= Beginning of Section =
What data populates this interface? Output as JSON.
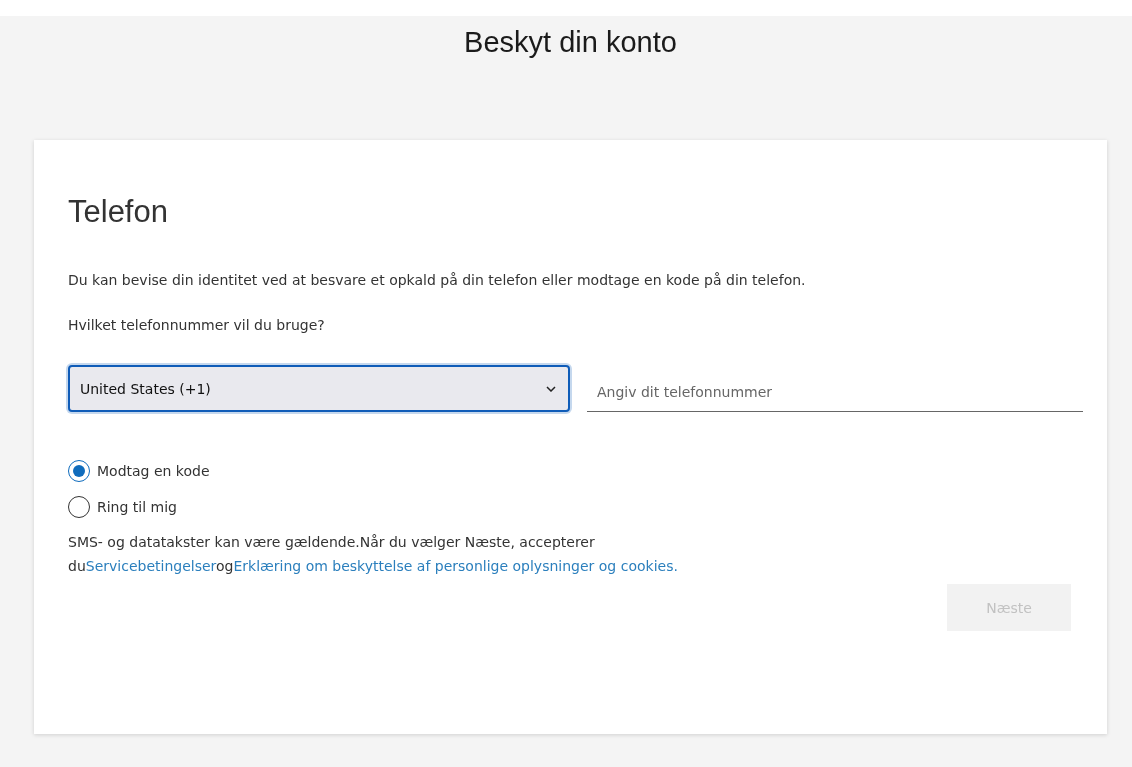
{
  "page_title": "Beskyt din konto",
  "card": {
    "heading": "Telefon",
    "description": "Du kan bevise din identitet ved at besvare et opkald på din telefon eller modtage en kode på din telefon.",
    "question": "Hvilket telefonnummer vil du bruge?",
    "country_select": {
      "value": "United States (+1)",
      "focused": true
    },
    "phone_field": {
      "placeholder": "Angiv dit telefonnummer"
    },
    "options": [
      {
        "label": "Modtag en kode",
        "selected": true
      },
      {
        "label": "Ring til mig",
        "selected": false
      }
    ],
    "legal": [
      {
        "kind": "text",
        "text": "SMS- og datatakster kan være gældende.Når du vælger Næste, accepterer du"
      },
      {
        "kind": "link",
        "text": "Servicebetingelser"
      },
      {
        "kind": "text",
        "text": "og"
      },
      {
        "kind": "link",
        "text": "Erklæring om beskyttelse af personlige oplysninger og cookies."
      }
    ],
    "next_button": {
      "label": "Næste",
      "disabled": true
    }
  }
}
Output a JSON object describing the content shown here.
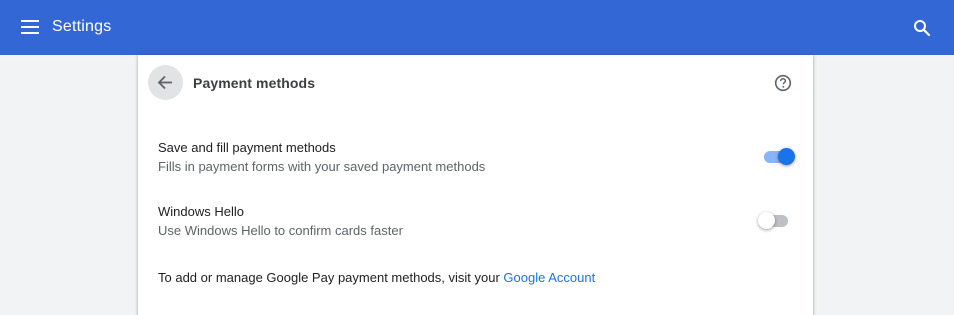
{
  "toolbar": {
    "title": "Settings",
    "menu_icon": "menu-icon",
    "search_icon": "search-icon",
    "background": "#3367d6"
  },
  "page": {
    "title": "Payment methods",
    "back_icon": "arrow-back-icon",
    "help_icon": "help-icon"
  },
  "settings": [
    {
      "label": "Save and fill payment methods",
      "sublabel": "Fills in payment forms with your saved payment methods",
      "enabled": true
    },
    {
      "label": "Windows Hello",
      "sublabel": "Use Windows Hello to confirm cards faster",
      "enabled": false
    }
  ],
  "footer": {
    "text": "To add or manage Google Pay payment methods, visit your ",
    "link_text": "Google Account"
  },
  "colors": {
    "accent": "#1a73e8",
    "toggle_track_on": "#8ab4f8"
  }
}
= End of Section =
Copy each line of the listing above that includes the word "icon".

    "menu_icon": "menu-icon",
    "search_icon": "search-icon",
    "back_icon": "arrow-back-icon",
    "help_icon": "help-icon"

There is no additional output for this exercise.